Miklavcic S.J.,University of South Australia | Miklavcic S.J.,Australian Center for Plant Functional Genomics | Nyden M.,University of South Australia | Linden J.B.,University of South Australia | Schulz J.,University of South Australia
RSC Advances | Year: 2014

A recent publication [Lindén et al., RSC Adv., 2014, 4, 25063-25066] describing a material with extreme efficiency and selectivity for adsorbing copper opens up the possibility of large scale purification technologies and new materials for prevention of biological growth, both in bulk and on surfaces. On the molecular scale, the material's efficiency and selectivity depends on competitive metal ion diffusion into a nanometer thin polymer film and on competitive binding of metal ions to specific ligand sites. We present and explore two reaction-diffusion models describing the detailed transport and competitive absorption of metal ions in the polymer matrix studied in [Lindén et al., RSC Adv., 2014, 4, 25063-25066]. The diffusive transport of the ions into an interactive, porous polymer layer of finite thickness, supported by an impermeable substrate and in contact with an infinite electrolyte reservoir, is governed by forced diffusion equations, while metal ion binding is modelled by a set of coupled reaction equations. The qualitative behavior observed in experiments can be reproduced and explained in terms of a combination of (a) differing ion diffusive rates and, effectively, (b) an ion exchange process that is superimposed on independent binding processes.

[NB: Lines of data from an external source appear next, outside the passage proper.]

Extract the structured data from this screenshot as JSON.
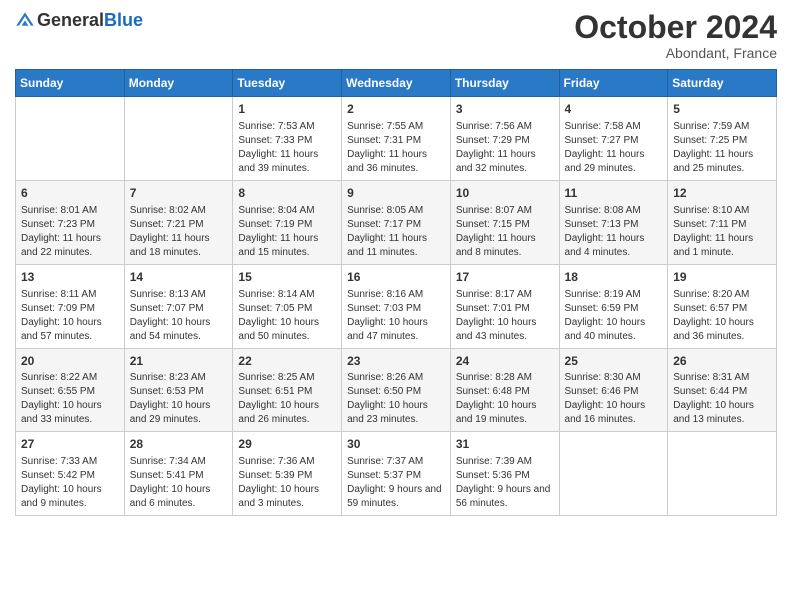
{
  "header": {
    "logo_general": "General",
    "logo_blue": "Blue",
    "month": "October 2024",
    "location": "Abondant, France"
  },
  "weekdays": [
    "Sunday",
    "Monday",
    "Tuesday",
    "Wednesday",
    "Thursday",
    "Friday",
    "Saturday"
  ],
  "weeks": [
    [
      {
        "day": "",
        "info": ""
      },
      {
        "day": "",
        "info": ""
      },
      {
        "day": "1",
        "info": "Sunrise: 7:53 AM\nSunset: 7:33 PM\nDaylight: 11 hours and 39 minutes."
      },
      {
        "day": "2",
        "info": "Sunrise: 7:55 AM\nSunset: 7:31 PM\nDaylight: 11 hours and 36 minutes."
      },
      {
        "day": "3",
        "info": "Sunrise: 7:56 AM\nSunset: 7:29 PM\nDaylight: 11 hours and 32 minutes."
      },
      {
        "day": "4",
        "info": "Sunrise: 7:58 AM\nSunset: 7:27 PM\nDaylight: 11 hours and 29 minutes."
      },
      {
        "day": "5",
        "info": "Sunrise: 7:59 AM\nSunset: 7:25 PM\nDaylight: 11 hours and 25 minutes."
      }
    ],
    [
      {
        "day": "6",
        "info": "Sunrise: 8:01 AM\nSunset: 7:23 PM\nDaylight: 11 hours and 22 minutes."
      },
      {
        "day": "7",
        "info": "Sunrise: 8:02 AM\nSunset: 7:21 PM\nDaylight: 11 hours and 18 minutes."
      },
      {
        "day": "8",
        "info": "Sunrise: 8:04 AM\nSunset: 7:19 PM\nDaylight: 11 hours and 15 minutes."
      },
      {
        "day": "9",
        "info": "Sunrise: 8:05 AM\nSunset: 7:17 PM\nDaylight: 11 hours and 11 minutes."
      },
      {
        "day": "10",
        "info": "Sunrise: 8:07 AM\nSunset: 7:15 PM\nDaylight: 11 hours and 8 minutes."
      },
      {
        "day": "11",
        "info": "Sunrise: 8:08 AM\nSunset: 7:13 PM\nDaylight: 11 hours and 4 minutes."
      },
      {
        "day": "12",
        "info": "Sunrise: 8:10 AM\nSunset: 7:11 PM\nDaylight: 11 hours and 1 minute."
      }
    ],
    [
      {
        "day": "13",
        "info": "Sunrise: 8:11 AM\nSunset: 7:09 PM\nDaylight: 10 hours and 57 minutes."
      },
      {
        "day": "14",
        "info": "Sunrise: 8:13 AM\nSunset: 7:07 PM\nDaylight: 10 hours and 54 minutes."
      },
      {
        "day": "15",
        "info": "Sunrise: 8:14 AM\nSunset: 7:05 PM\nDaylight: 10 hours and 50 minutes."
      },
      {
        "day": "16",
        "info": "Sunrise: 8:16 AM\nSunset: 7:03 PM\nDaylight: 10 hours and 47 minutes."
      },
      {
        "day": "17",
        "info": "Sunrise: 8:17 AM\nSunset: 7:01 PM\nDaylight: 10 hours and 43 minutes."
      },
      {
        "day": "18",
        "info": "Sunrise: 8:19 AM\nSunset: 6:59 PM\nDaylight: 10 hours and 40 minutes."
      },
      {
        "day": "19",
        "info": "Sunrise: 8:20 AM\nSunset: 6:57 PM\nDaylight: 10 hours and 36 minutes."
      }
    ],
    [
      {
        "day": "20",
        "info": "Sunrise: 8:22 AM\nSunset: 6:55 PM\nDaylight: 10 hours and 33 minutes."
      },
      {
        "day": "21",
        "info": "Sunrise: 8:23 AM\nSunset: 6:53 PM\nDaylight: 10 hours and 29 minutes."
      },
      {
        "day": "22",
        "info": "Sunrise: 8:25 AM\nSunset: 6:51 PM\nDaylight: 10 hours and 26 minutes."
      },
      {
        "day": "23",
        "info": "Sunrise: 8:26 AM\nSunset: 6:50 PM\nDaylight: 10 hours and 23 minutes."
      },
      {
        "day": "24",
        "info": "Sunrise: 8:28 AM\nSunset: 6:48 PM\nDaylight: 10 hours and 19 minutes."
      },
      {
        "day": "25",
        "info": "Sunrise: 8:30 AM\nSunset: 6:46 PM\nDaylight: 10 hours and 16 minutes."
      },
      {
        "day": "26",
        "info": "Sunrise: 8:31 AM\nSunset: 6:44 PM\nDaylight: 10 hours and 13 minutes."
      }
    ],
    [
      {
        "day": "27",
        "info": "Sunrise: 7:33 AM\nSunset: 5:42 PM\nDaylight: 10 hours and 9 minutes."
      },
      {
        "day": "28",
        "info": "Sunrise: 7:34 AM\nSunset: 5:41 PM\nDaylight: 10 hours and 6 minutes."
      },
      {
        "day": "29",
        "info": "Sunrise: 7:36 AM\nSunset: 5:39 PM\nDaylight: 10 hours and 3 minutes."
      },
      {
        "day": "30",
        "info": "Sunrise: 7:37 AM\nSunset: 5:37 PM\nDaylight: 9 hours and 59 minutes."
      },
      {
        "day": "31",
        "info": "Sunrise: 7:39 AM\nSunset: 5:36 PM\nDaylight: 9 hours and 56 minutes."
      },
      {
        "day": "",
        "info": ""
      },
      {
        "day": "",
        "info": ""
      }
    ]
  ]
}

The latter's origin is due to conformational changes taking place in the polymer structure in response to the binding of one of the species. The results of simulations under a diverse set of parameter conditions are discussed in relation to experimental observations. © The Royal Society of Chemistry 2014.


Patent
DuPont Company, Australian Center For Plant Functional Genomics and DuPont Pioneer | Date: 2013-01-17

Polynucleotide molecules encoding transcription factors, promoter elements, binding partners and methods of use in increasing drought tolerance, yield, and abiotic stress tolerance are disclosed. ERF transcription factors and Cor410b promoter sequences are disclosed.

Loading Australian Center for Plant Functional Genomics collaborators
Loading Australian Center for Plant Functional Genomics collaborators